  13. Suppression Situations in Multiple Linear Regression

    ERIC Educational Resources Information Center

    Shieh, Gwowen

    2006-01-01

    This article proposes alternative expressions for the two most prevailing definitions of suppression without resorting to the standardized regression modeling. The formulation provides a simple basis for the examination of their relationship. For the two-predictor regression, the author demonstrates that the previous results in the literature are…

  14. Deriving the Regression Equation without Using Calculus

    ERIC Educational Resources Information Center

    Gordon, Sheldon P.; Gordon, Florence S.

    2004-01-01

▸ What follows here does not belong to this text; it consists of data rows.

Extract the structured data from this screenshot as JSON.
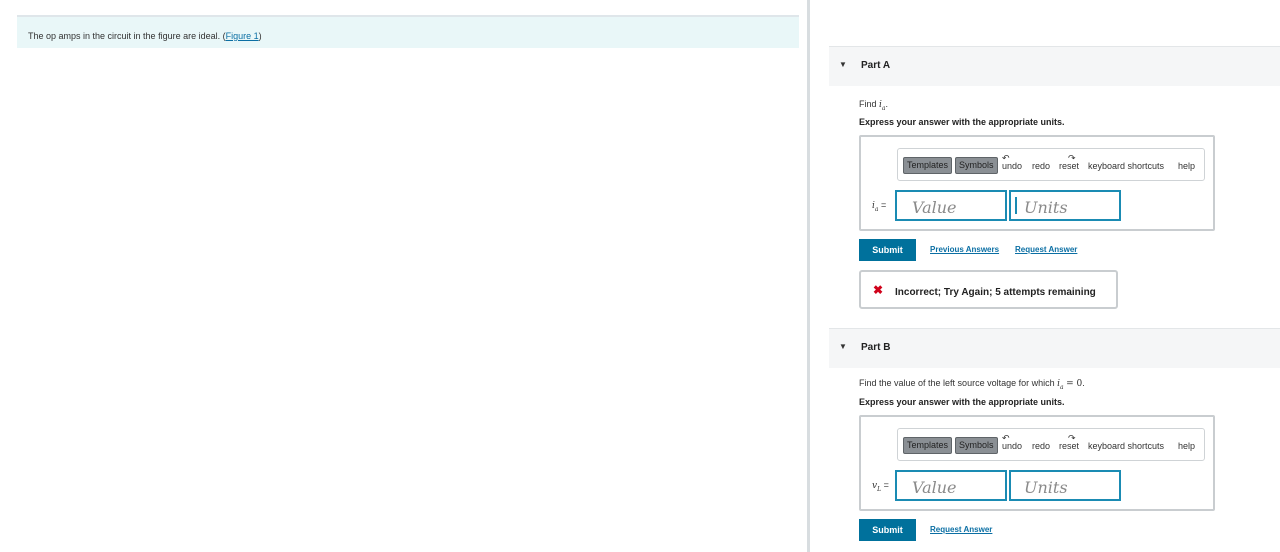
{
  "intro": {
    "text_before": "The op amps in the circuit in the figure are ideal. (",
    "figure_link": "Figure 1",
    "text_after": ")"
  },
  "toolbar": {
    "templates_label": "Templates",
    "symbols_label": "Symbols",
    "undo_label": "undo",
    "redo_label": "redo",
    "reset_label": "reset",
    "keyboard_label": "keyboard shortcuts",
    "help_label": "help"
  },
  "inputs": {
    "value_placeholder": "Value",
    "units_placeholder": "Units"
  },
  "partA": {
    "title": "Part A",
    "prompt_prefix": "Find",
    "prompt_var": "i",
    "prompt_sub": "a",
    "prompt_suffix": ".",
    "instruction": "Express your answer with the appropriate units.",
    "var_symbol": "i",
    "var_sub": "a",
    "var_eq": "=",
    "submit_label": "Submit",
    "previous_answers_label": "Previous Answers",
    "request_answer_label": "Request Answer",
    "feedback_icon": "✖",
    "feedback_text": "Incorrect; Try Again; 5 attempts remaining"
  },
  "partB": {
    "title": "Part B",
    "prompt_prefix": "Find the value of the left source voltage for which",
    "prompt_var": "i",
    "prompt_sub": "a",
    "prompt_eq": "= 0",
    "prompt_suffix": ".",
    "instruction": "Express your answer with the appropriate units.",
    "var_symbol": "v",
    "var_sub": "L",
    "var_eq": "=",
    "submit_label": "Submit",
    "request_answer_label": "Request Answer"
  },
  "icons": {
    "caret": "▼",
    "undo_glyph": "↶",
    "redo_glyph": "↷"
  },
  "colors": {
    "accent": "#00719c",
    "link": "#0b6fa4",
    "error": "#d0021b",
    "input_border": "#1a8bb3"
  }
}
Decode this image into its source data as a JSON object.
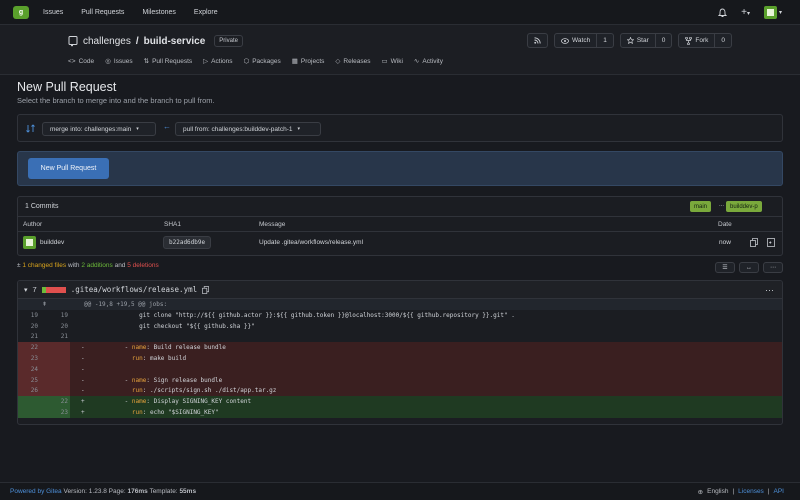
{
  "nav": {
    "logo_text": "g",
    "links": [
      "Issues",
      "Pull Requests",
      "Milestones",
      "Explore"
    ],
    "plus_label": "+",
    "caret": "▾"
  },
  "repo": {
    "owner": "challenges",
    "separator": "/",
    "name": "build-service",
    "visibility": "Private",
    "watch_label": "Watch",
    "watch_count": "1",
    "star_label": "Star",
    "star_count": "0",
    "fork_label": "Fork",
    "fork_count": "0",
    "tabs": [
      "Code",
      "Issues",
      "Pull Requests",
      "Actions",
      "Packages",
      "Projects",
      "Releases",
      "Wiki",
      "Activity"
    ]
  },
  "page": {
    "title": "New Pull Request",
    "subtitle": "Select the branch to merge into and the branch to pull from."
  },
  "branches": {
    "merge_into": "merge into: challenges:main",
    "pull_from": "pull from: challenges:builddev-patch-1"
  },
  "new_pr_button": "New Pull Request",
  "commits": {
    "count_label": "1 Commits",
    "base_branch": "main",
    "ellipsis": "...",
    "head_branch": "builddev-p",
    "columns": [
      "Author",
      "SHA1",
      "Message",
      "Date"
    ],
    "rows": [
      {
        "author": "builddev",
        "sha": "b22ad6db9e",
        "message": "Update .gitea/workflows/release.yml",
        "date": "now"
      }
    ]
  },
  "changes": {
    "files": "1 changed files",
    "with": "with",
    "additions": "2 additions",
    "and": "and",
    "deletions": "5 deletions"
  },
  "diff": {
    "count": "7",
    "filename": ".gitea/workflows/release.yml",
    "more": "···",
    "hunk": "@@ -19,8 +19,5 @@ jobs:",
    "lines": [
      {
        "type": "ctx",
        "old": "19",
        "new": "19",
        "mark": "",
        "code": "          git clone \"http://${{ github.actor }}:${{ github.token }}@localhost:3000/${{ github.repository }}.git\" ."
      },
      {
        "type": "ctx",
        "old": "20",
        "new": "20",
        "mark": "",
        "code": "          git checkout \"${{ github.sha }}\""
      },
      {
        "type": "ctx",
        "old": "21",
        "new": "21",
        "mark": "",
        "code": ""
      },
      {
        "type": "del",
        "old": "22",
        "new": "",
        "mark": "-",
        "code": "      - name: Build release bundle"
      },
      {
        "type": "del",
        "old": "23",
        "new": "",
        "mark": "-",
        "code": "        run: make build"
      },
      {
        "type": "del",
        "old": "24",
        "new": "",
        "mark": "-",
        "code": ""
      },
      {
        "type": "del",
        "old": "25",
        "new": "",
        "mark": "-",
        "code": "      - name: Sign release bundle"
      },
      {
        "type": "del",
        "old": "26",
        "new": "",
        "mark": "-",
        "code": "        run: ./scripts/sign.sh ./dist/app.tar.gz"
      },
      {
        "type": "add",
        "old": "",
        "new": "22",
        "mark": "+",
        "code": "      - name: Display SIGNING_KEY content"
      },
      {
        "type": "add",
        "old": "",
        "new": "23",
        "mark": "+",
        "code": "        run: echo \"$SIGNING_KEY\""
      }
    ]
  },
  "footer": {
    "powered": "Powered by Gitea",
    "version": "Version: 1.23.8",
    "page_label": "Page:",
    "page_time": "176ms",
    "template_label": "Template:",
    "template_time": "55ms",
    "language": "English",
    "licenses": "Licenses",
    "api": "API",
    "divider": "|"
  }
}
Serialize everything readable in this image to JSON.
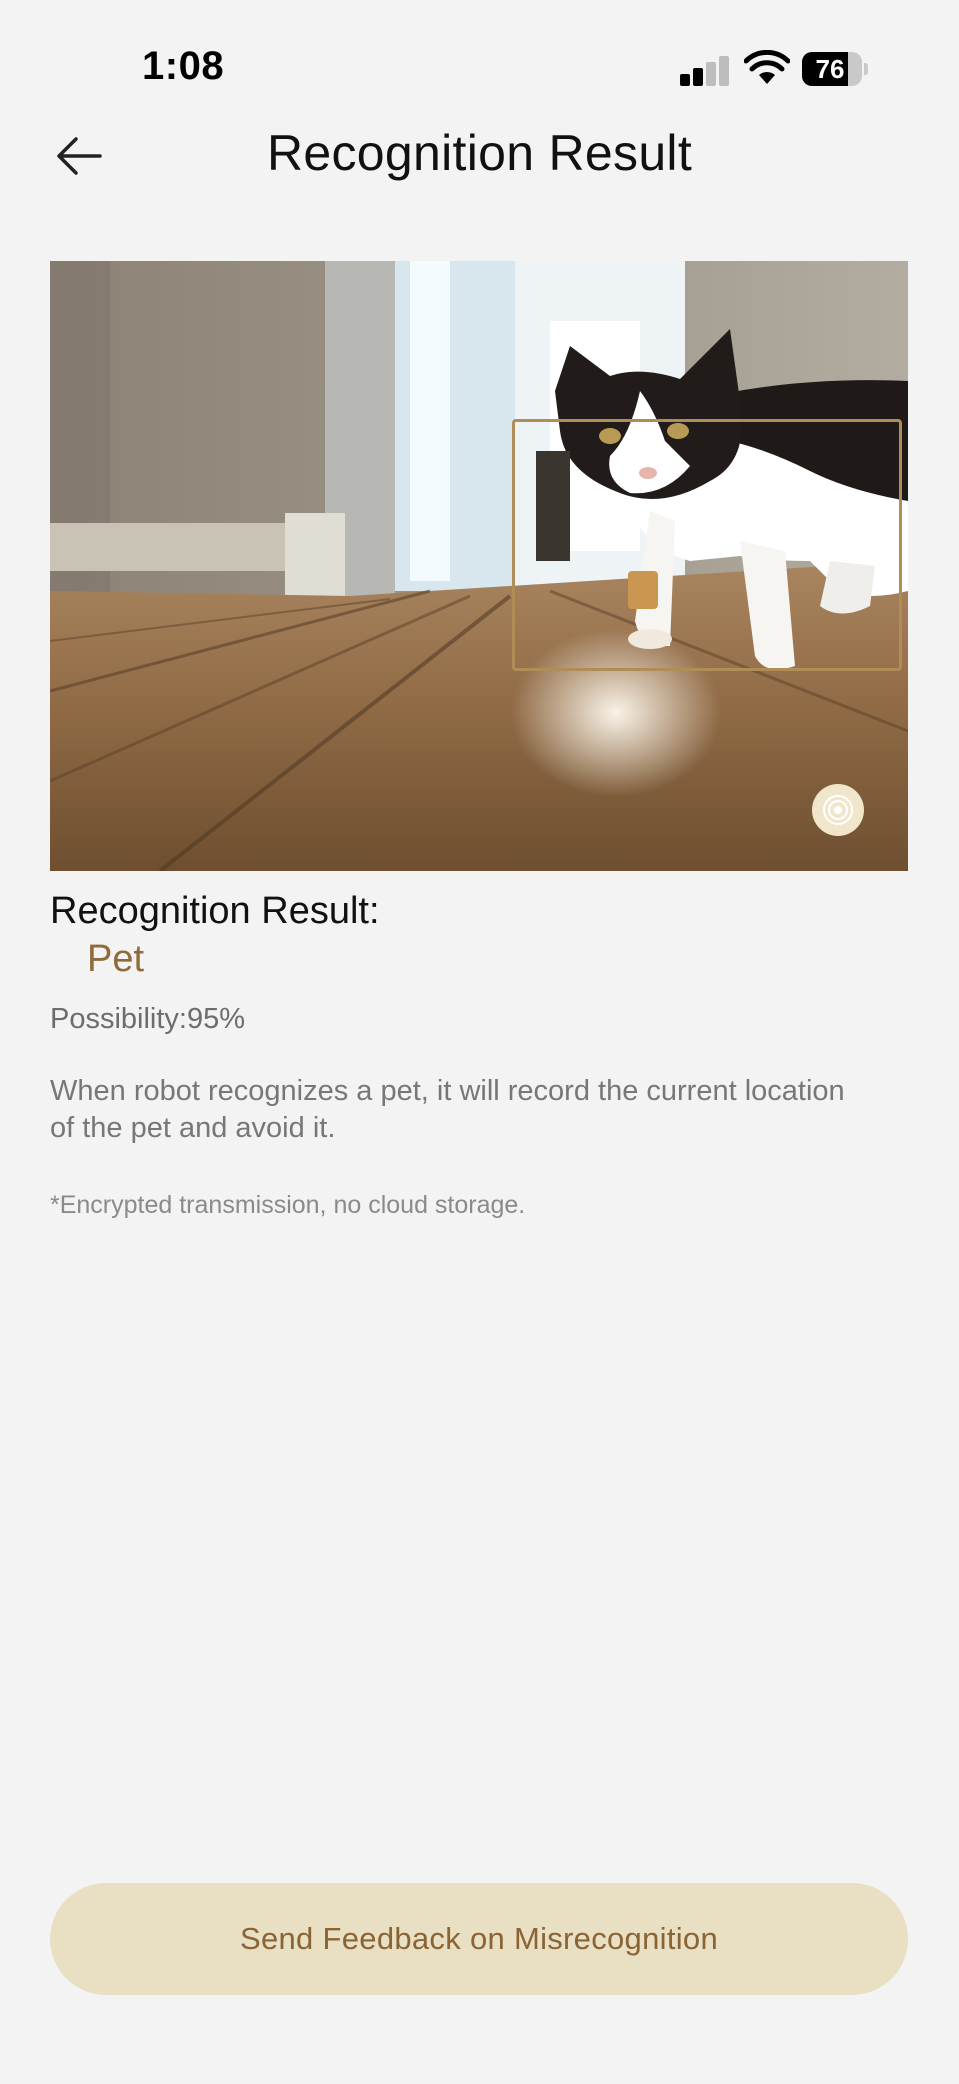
{
  "status_bar": {
    "time": "1:08",
    "battery_level": "76",
    "battery_percent": 76,
    "signal_bars_active": 2,
    "signal_bars_total": 4
  },
  "nav": {
    "title": "Recognition Result",
    "back_icon": "arrow-left-icon"
  },
  "photo": {
    "subject": "cat",
    "detection_box_color": "#b08d57",
    "lens_icon": "lens-icon"
  },
  "result": {
    "label": "Recognition Result:",
    "value": "Pet",
    "possibility_label": "Possibility:",
    "possibility_value": "95%",
    "description": "When robot recognizes a pet, it will record the current location of the pet and avoid it.",
    "privacy_note": "*Encrypted transmission, no cloud storage."
  },
  "actions": {
    "feedback_label": "Send Feedback on Misrecognition"
  },
  "colors": {
    "background": "#f3f3f4",
    "accent": "#8f6a3a",
    "button_bg": "#e9dfc3"
  }
}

    Probably the one "new" mathematical topic that is most responsible for modernizing courses in college algebra and precalculus over the last few years is the idea of fitting a function to a set of data in the sense of a least squares fit. Whether it be simple linear regression or nonlinear regression, this topic opens the door to applying the…

  15. A Practical Guide to Regression Discontinuity

    ERIC Educational Resources Information Center

    Jacob, Robin; Zhu, Pei; Somers, Marie-Andrée; Bloom, Howard

    2012-01-01

    Regression discontinuity (RD) analysis is a rigorous nonexperimental approach that can be used to estimate program impacts in situations in which candidates are selected for treatment based on whether their value for a numeric rating exceeds a designated threshold or cut-point. Over the last two decades, the regression discontinuity approach has…

  16. Dealing with Outliers: Robust, Resistant Regression

    ERIC Educational Resources Information Center

    Glasser, Leslie

    2007-01-01

    Least-squares linear regression is the best of statistics and it is the worst of statistics. The reasons for this paradoxical claim, arising from possible inapplicability of the method and the excessive influence of "outliers", are discussed and substitute regression methods based on median selection, which is both robust and resistant, are…

  17. Cross-Validation, Shrinkage, and Multiple Regression.

    ERIC Educational Resources Information Center

    Hynes, Kevin

    One aspect of multiple regression--the shrinkage of the multiple correlation coefficient on cross-validation is reviewed. The paper consists of four sections. In section one, the distinction between a fixed and a random multiple regression model is made explicit. In section two, the cross-validation paradigm and an explanation for the occurrence…

  18. Regression Analysis: Legal Applications in Institutional Research

    ERIC Educational Resources Information Center

    Frizell, Julie A.; Shippen, Benjamin S., Jr.; Luna, Andrew L.

    2008-01-01

    This article reviews multiple regression analysis, describes how its results should be interpreted, and instructs institutional researchers on how to conduct such analyses using an example focused on faculty pay equity between men and women. The use of multiple regression analysis will be presented as a method with which to compare salaries of…

  19. A Simulation Investigation of Principal Component Regression.

    ERIC Educational Resources Information Center

    Allen, David E.

    Regression analysis is one of the more common analytic tools used by researchers. However, multicollinearity between the predictor variables can cause problems in using the results of regression analyses. Problems associated with multicollinearity include entanglement of relative influences of variables due to reduced precision of estimation,…

  20. Incremental Net Effects in Multiple Regression

    ERIC Educational Resources Information Center

    Lipovetsky, Stan; Conklin, Michael

    2005-01-01

    A regular problem in regression analysis is estimating the comparative importance of the predictors in the model. This work considers the 'net effects', or shares of the predictors in the coefficient of the multiple determination, which is a widely used characteristic of the quality of a regression model. Estimation of the net effects can be a…